David Haugh's In the Wake of the News
10:23 PM CST, January 19, 2013
In an ESPN interview late Friday night that Manti Te'o used convincingly to deny participation in a hoax surrounding his fake love interest, the former Notre Dame linebacker justified skipping the supposed funeral of the girl he fell for online.
"I didn't want the first time I saw her to be laying in a coffin," Te'o told ESPN's Jeremy Schaap.
The riveting, off-camera, 2½-hour talk with Schaap included more snippets seemingly ripped from a movie script: Lennay Kekua, the phony girlfriend, called Te'o on Dec. 6 to claim she faked her own death to avoid drug lords. A group connected to the hoax's alleged mastermind, Ronaiah Tuiasosopo, showed up past curfew at the Notre Dame team hotel in Miami days before the BCS national championship game hoping to meet Te'o. Te'o and his parents, also duped, exchanged Bible verses daily with the woman pretending to be Kekua. The likely future NFL first-round draft pick refused when Kekua asked for his checking account number during one of their marathon phone calls.
Finally and most tellingly, Te'o admitted lying to his father, Brian, about meeting Kekua in person when, in fact, Te'o never hugged or held hands with the young woman he only accepted days ago never existed.
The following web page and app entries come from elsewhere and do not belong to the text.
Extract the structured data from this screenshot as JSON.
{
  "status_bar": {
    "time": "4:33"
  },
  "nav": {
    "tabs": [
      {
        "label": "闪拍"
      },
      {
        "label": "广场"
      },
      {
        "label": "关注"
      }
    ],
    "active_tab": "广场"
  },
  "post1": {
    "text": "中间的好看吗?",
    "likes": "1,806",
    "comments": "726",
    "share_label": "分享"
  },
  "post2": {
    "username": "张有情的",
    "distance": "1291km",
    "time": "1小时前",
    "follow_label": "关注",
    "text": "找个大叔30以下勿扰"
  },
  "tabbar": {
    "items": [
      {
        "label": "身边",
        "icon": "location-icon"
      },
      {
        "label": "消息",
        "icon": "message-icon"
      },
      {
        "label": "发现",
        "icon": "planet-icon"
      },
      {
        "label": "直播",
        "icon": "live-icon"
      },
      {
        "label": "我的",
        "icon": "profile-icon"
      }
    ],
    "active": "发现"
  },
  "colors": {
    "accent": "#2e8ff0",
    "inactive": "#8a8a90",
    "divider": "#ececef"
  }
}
Regrettably, that single fabrication spawned an unfortunate series of others the past month when a bewildered Te'o "tailored" the truth for reporters whenever Kekua came up in interviews.
"Out of this whole thing, this is my biggest regret, the biggest mistake I made," Te'o said.
Now that we have Te'o's version of the most bizarre sports story of any year, we only need Hollywood's. In it, Te'o's character would be neither the hero nor the villain but an unsuspecting male ingénue with a dramatic flair who chose embellishment over embarrassment when life started to unravel, revealing himself a good kid capable of stunningly bad judgment.
Teo's physical strength belies his emotional immaturity. He would not be the first humiliated 21-year-old to let love twist his world into a web of contradictions — only among the most famous. Given the information unearthed since Wednesday's Deadspin.com story, it seems reasonable to conclude Te'o never knowingly participated in a Heisman Trophy-inspired hoax to generate publicity as much as he unwittingly became the butt of an unusually cruel joke started via social media — or more like sociopath media.
According to Te'o, Tuiasosopo contacted him last week to confess hatching the sinister plot that took advantage of Te'o's trusting nature, sheltered upbringing and religious foundation. Until more proof emerges beyond a source in the Deadspin story who was "80 percent sure" Te'o was involved, evidence suggests he is innocent of evil. Perhaps too innocent for his own good.
Let NFL general managers debate that, though by April how Te'o handles blockers will matter to league personnel more than how he handled Schaap. This controversy involves merely the potential loss of credibility, not life, and qualifies as a travesty more than the "tragedy" Notre Dame athletic director Jack Swarbrick called it.
It was an unfortunate choice of words for Swarbrick, who let his heart guide his head. Tragedies involve real women dying, a difference supporters of late Saint Mary's student Lizzy Seeberg couldn't help but note after seeing Swarbrick fight back tears at a memorable news conference. The longer Swarbrick detailed everything Notre Dame had done to get to the bottom of the Te'o hoax, the more he invited comparisons to other scandals.
Notre Dame hired an independent investigator who wrapped up the Te'o investigation in 10 days. (Though how thorough was it if Te'o wasn't interviewed?) Campus police needed 15 days in September 2010 before interviewing the player accused of assaulting Seeberg 10 days before she killed herself. Notre Dame worked closely with the Te'o family, yet university President Rev. John Jenkins refused to meet with the Seebergs for months after their daughter's alleged attack. The starkly different approaches supported critics who insist Notre Dame's first priority is football.
As did letting Te'o's white lies perpetuate for 12 days, from Dec. 26 until the big game Jan. 7, after Te'o told Notre Dame officials. Their failure to disclose the truth included allowing a "CBS This Morning" story referring to the Te'o-Kekua relationship hours before kickoff rather than intervene and possibly create a distraction.
Forget the media. Swarbrick's toughest questions might come from Notre Dame's board members, some of whom the Tribune learned voiced concerns about the recent handling of crises and his unconditional defense of Te'o that prematurely put the university's reputation at risk.
As Notre Dame recovers from a week under national scrutiny, Te'o ultimately could emerge from this episode more unscathed than Swarbrick. You don't have to be as naïve as Te'o to believe that.